(26 October 2022) - Responding to the IEA’s World Energy Outlook 2022 report, published today, Dean Cooper, WWF Global Energy Lead, said:“It is welcome to see that the demand for fossil fuels is declining, but it is still not fast enough. At the current rate of change, temperatures will still rise by at least 2.5°C by 2100, which would be catastrophic for people and the planet. The burning of coal, oil and gas must be rapidly phased-out if we are to have a world worth leaving to our children and grandchildren. “A key trend identified by the report, that where renewable energy policies are being enacted, they are creating huge opportunities for growth and jobs, is great news. But even these current commitments are insufficient to see the structural change to key sectors of the economy that is needed. In the current cost of living crisis, this is key to reducing energy bills and demand for energy. “The economic opportunities provided by a transition to clean energy will also only be realised if we have a just and equitable energy transformation worldwide, with support of all communities affected. We must see a massive increase in investment. And the speed of change has to significantly accelerate, with exponential and transformational progress rather than incremental steps. “COP27 must be the place where developed economies continue showing the importance they attach to these energy issues.

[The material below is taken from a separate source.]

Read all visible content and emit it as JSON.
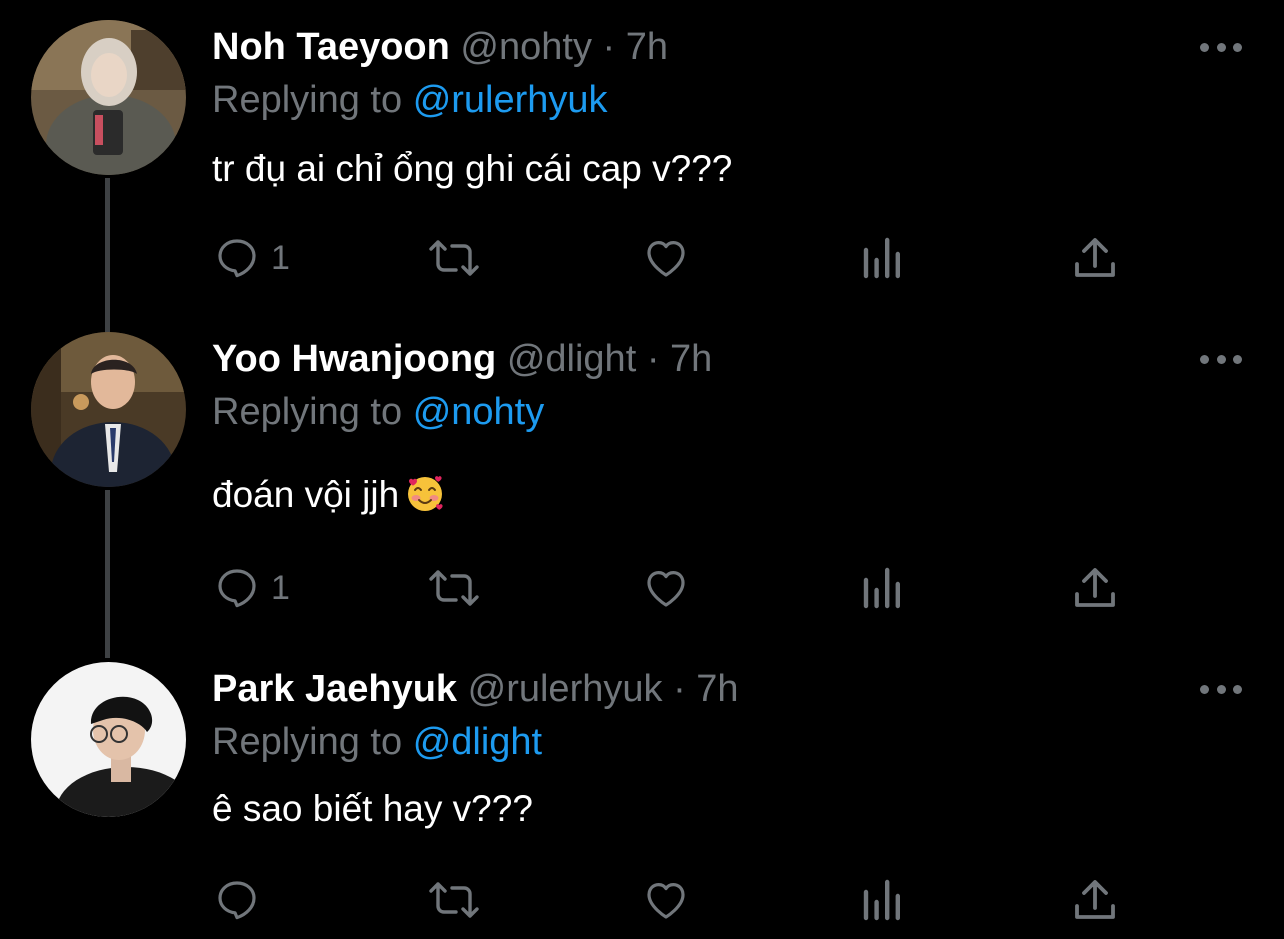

They must agree to a Mitigation Work Programme that leverages the energy decision from Glasgow to spur a fossil fuel phase-out (coal, oil and gas), and the promotion of renewable energy, energy efficiency and clean technology worldwide. “We cannot afford to miss turning the unprecedented energy crisis into an opportunity for a comprehensive transformation of the global energy system. Our climate needs this and our planet needs it.” Contact: Robin Harvey, Media Relations Manager, WWF International WWF International newsdesk: Editor’s notes: WWF COP27 Expectations paper is available to read here.
Posted: October 27, 2022, 12:00 am

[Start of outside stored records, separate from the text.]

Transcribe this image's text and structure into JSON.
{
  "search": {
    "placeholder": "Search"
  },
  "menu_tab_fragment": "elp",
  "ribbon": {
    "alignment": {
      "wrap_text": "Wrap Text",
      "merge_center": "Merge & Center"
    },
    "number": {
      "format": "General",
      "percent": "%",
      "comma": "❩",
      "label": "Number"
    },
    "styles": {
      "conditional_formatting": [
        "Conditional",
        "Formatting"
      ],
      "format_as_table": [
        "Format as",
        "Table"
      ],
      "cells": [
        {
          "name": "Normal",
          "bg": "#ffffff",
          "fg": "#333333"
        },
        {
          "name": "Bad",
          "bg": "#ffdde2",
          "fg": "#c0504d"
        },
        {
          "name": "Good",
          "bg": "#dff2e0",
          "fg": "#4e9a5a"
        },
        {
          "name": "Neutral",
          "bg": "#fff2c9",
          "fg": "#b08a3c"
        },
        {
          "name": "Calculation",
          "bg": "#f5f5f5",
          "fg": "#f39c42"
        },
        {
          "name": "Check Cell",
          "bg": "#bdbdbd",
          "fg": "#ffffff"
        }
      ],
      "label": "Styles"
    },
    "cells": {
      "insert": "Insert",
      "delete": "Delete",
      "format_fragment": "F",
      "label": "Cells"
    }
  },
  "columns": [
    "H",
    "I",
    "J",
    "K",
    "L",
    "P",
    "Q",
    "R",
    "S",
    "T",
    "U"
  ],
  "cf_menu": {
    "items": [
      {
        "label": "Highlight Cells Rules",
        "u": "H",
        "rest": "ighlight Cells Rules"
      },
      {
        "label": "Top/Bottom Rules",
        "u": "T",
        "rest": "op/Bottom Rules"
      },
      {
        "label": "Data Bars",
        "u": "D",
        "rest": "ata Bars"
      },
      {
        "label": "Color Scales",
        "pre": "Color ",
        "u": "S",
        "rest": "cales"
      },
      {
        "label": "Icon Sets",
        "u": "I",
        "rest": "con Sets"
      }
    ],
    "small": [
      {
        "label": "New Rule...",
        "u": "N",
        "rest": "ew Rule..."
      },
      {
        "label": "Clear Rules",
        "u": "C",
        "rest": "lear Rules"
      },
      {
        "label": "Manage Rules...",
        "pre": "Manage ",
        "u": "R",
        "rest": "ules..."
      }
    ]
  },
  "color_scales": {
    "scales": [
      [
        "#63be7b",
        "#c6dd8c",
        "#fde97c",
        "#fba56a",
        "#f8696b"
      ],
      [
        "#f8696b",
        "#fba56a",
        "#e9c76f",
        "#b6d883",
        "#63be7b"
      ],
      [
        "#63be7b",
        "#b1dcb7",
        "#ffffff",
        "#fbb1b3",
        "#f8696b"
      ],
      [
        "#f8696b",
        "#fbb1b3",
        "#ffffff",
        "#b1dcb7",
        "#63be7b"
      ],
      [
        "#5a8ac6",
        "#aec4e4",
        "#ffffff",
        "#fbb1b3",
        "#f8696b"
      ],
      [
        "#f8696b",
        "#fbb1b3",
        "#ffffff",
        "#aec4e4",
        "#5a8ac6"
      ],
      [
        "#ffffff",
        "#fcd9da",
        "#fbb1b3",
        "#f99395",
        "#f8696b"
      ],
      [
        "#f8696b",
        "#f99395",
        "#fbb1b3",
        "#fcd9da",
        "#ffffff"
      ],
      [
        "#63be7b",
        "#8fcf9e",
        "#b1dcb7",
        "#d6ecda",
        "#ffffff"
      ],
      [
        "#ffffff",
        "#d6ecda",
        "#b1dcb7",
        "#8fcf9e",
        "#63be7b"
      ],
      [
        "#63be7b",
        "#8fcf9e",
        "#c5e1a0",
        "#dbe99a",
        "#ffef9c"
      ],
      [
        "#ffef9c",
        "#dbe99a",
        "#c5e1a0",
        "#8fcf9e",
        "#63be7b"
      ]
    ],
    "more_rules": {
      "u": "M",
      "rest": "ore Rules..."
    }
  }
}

If left to continue at current rates, biodiversity loss could cost the global economy $2.7 trillion annually by 2030. Reversing this trend will hinge on quick and decisive action by the global financial community, which is uniquely placed to incentivise better market behaviour: money motivates. This 50-minute digital dialogue, in partnership with the Worldwide Fund for Nature (WWF), brought financial regulators, supervisors, central banks, scientists, NGOs and policymakers together to discuss the mobilisation of mainstream finance in support of the transition to a sustainable global economy. Discussion focused on the preventative and preemptive actions central banks and supervisors can take now, the importance of addressing climate change and nature loss simultaneously, and the financial instruments that will incentivise swift and systemic change. Your browser does not support the video tag.
Posted: October 13, 2022, 12:00 am